··· Data records ···

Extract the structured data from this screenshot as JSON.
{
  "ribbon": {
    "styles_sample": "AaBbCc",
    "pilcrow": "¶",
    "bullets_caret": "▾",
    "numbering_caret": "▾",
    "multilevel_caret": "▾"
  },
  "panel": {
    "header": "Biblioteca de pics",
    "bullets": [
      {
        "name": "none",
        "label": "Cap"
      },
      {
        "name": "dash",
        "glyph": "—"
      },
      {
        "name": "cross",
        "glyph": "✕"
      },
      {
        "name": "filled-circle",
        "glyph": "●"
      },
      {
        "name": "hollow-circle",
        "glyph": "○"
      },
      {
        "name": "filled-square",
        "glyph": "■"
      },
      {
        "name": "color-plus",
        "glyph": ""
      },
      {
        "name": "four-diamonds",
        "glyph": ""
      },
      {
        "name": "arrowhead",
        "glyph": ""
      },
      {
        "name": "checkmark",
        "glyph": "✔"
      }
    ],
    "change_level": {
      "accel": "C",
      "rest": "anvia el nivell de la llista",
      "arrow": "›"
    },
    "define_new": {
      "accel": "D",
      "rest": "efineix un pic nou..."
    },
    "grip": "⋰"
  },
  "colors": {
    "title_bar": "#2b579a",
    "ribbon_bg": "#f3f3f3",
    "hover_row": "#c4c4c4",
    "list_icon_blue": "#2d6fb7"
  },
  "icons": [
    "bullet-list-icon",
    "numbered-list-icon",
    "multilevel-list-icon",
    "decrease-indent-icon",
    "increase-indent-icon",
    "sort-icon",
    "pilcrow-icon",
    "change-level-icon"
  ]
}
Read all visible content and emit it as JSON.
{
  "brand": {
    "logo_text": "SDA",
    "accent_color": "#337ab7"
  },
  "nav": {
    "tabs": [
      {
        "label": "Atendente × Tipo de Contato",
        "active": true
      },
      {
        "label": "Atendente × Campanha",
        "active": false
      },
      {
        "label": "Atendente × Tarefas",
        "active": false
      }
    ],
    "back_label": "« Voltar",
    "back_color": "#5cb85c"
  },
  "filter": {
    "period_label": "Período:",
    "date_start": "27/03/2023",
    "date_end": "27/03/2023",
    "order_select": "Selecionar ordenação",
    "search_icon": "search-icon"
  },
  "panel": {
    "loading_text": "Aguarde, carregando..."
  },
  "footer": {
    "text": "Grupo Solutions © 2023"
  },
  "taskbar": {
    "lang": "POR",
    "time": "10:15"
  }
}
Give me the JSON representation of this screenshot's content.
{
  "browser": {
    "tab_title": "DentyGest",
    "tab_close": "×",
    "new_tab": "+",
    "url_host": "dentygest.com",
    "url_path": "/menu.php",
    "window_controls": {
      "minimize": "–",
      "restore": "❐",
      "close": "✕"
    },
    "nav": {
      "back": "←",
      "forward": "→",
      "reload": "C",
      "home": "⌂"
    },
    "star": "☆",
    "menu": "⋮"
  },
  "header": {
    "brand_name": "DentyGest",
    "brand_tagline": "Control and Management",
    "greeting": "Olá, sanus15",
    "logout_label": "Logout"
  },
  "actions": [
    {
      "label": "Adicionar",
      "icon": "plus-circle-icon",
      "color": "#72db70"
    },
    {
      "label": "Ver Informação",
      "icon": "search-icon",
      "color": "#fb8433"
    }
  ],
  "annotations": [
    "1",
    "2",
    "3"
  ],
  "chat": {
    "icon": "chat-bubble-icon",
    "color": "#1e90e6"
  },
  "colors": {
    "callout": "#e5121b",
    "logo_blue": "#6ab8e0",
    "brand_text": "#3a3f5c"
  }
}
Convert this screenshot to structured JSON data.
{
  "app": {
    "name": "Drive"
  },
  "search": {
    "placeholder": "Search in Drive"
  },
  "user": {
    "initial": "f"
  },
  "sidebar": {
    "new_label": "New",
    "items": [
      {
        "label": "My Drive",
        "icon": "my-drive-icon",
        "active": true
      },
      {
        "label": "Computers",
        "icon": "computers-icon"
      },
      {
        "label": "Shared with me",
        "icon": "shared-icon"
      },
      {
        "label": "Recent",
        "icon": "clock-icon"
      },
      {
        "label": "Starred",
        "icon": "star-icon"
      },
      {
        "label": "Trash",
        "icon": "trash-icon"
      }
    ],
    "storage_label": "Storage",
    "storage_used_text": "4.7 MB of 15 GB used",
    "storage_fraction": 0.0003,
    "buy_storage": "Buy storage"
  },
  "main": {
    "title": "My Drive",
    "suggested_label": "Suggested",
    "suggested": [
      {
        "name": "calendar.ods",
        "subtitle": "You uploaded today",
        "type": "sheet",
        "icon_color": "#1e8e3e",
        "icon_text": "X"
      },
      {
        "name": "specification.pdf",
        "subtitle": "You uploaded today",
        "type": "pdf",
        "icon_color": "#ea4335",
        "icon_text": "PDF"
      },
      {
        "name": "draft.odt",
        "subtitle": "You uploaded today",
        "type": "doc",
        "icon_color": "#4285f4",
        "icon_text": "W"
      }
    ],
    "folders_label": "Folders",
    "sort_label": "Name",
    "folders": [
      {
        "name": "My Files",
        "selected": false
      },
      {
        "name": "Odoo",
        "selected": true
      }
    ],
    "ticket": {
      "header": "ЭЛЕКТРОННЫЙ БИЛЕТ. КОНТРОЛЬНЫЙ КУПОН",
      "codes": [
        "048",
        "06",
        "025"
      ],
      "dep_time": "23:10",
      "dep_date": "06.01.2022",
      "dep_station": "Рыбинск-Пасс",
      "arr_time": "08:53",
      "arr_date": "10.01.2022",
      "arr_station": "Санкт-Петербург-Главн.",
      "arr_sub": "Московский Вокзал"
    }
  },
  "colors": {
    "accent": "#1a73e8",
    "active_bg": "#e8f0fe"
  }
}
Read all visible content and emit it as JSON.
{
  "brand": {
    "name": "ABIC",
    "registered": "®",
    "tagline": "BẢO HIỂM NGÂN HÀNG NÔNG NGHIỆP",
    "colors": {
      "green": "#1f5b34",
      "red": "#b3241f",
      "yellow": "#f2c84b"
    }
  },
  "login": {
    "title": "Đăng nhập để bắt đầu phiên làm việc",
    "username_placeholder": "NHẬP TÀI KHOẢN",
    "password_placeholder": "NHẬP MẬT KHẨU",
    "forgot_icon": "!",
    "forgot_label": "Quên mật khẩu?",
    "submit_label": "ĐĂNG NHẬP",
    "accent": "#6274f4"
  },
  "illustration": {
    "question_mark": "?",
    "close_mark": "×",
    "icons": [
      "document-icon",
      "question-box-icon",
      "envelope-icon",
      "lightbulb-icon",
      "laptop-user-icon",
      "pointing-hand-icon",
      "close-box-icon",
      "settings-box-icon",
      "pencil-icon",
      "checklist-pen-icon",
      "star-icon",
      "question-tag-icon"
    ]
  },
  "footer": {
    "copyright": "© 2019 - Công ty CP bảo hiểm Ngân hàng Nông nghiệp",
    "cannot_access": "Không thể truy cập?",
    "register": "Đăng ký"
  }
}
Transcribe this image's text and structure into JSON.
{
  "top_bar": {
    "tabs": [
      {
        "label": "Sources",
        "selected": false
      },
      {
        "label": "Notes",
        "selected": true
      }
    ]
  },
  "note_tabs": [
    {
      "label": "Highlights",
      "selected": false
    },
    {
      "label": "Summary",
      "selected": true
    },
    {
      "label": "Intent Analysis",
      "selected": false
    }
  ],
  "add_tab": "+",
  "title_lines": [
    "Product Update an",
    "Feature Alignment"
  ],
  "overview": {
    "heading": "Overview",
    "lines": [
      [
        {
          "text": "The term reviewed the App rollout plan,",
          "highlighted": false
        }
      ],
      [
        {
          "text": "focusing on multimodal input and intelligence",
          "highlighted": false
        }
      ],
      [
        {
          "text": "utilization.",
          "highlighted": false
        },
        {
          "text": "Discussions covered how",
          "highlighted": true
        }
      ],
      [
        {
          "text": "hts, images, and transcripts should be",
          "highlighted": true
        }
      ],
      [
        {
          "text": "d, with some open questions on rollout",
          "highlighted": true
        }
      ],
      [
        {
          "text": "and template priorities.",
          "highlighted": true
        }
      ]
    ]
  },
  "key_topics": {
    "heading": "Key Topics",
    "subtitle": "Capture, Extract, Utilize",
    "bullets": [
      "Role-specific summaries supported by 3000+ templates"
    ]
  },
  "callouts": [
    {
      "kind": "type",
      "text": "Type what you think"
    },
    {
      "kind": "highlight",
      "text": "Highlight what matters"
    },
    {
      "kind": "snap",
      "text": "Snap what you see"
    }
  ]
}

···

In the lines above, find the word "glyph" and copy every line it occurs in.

        "glyph": "—"
        "glyph": "✕"
        "glyph": "●"
        "glyph": "○"
        "glyph": "■"
        "glyph": ""
        "glyph": ""
        "glyph": ""
        "glyph": "✔"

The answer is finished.